Exercise instructions:
Examine each line of the data. Copy the line if it includes the word "fragment".

*** Data section ***

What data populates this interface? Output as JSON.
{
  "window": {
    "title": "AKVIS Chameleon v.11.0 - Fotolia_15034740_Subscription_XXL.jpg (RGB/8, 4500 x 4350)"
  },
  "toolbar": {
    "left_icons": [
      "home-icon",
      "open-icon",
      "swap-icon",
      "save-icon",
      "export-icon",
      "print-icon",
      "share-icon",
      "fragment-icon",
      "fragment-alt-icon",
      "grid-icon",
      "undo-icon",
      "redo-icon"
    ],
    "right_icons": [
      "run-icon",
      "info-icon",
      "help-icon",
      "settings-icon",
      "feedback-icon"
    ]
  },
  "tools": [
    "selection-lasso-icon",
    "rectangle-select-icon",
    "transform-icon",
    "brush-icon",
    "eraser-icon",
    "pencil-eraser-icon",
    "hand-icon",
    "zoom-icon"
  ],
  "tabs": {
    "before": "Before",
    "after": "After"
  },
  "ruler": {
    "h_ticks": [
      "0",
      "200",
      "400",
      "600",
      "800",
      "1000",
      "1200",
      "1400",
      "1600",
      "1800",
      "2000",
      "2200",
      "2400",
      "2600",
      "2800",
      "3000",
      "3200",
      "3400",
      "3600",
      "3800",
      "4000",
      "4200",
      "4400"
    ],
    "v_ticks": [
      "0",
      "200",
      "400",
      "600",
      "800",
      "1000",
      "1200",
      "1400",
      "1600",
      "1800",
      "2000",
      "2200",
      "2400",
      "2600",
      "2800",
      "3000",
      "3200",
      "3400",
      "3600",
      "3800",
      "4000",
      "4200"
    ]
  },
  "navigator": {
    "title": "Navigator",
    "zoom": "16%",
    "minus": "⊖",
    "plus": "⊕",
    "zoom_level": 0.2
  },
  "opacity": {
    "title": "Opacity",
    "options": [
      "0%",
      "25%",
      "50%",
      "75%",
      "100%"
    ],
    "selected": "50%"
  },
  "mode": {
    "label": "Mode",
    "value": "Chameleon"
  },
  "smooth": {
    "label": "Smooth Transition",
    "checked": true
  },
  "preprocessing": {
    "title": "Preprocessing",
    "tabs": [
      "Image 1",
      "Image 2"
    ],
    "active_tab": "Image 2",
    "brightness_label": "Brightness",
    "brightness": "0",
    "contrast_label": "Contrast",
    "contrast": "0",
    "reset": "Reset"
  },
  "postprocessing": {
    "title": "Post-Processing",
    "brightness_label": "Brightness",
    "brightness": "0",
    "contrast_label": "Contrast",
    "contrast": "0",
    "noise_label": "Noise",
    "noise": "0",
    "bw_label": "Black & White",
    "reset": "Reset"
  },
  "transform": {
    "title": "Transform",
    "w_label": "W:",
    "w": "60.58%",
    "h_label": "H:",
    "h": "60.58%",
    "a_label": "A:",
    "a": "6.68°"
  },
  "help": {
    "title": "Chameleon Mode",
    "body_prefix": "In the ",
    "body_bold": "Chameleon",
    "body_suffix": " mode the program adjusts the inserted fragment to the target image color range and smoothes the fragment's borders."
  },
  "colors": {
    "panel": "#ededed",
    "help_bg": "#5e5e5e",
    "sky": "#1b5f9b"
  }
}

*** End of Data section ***

Written response:
      "fragment-icon",
      "fragment-alt-icon",
    "body_suffix": " mode the program adjusts the inserted fragment to the target image color range and smoothes the fragment's borders."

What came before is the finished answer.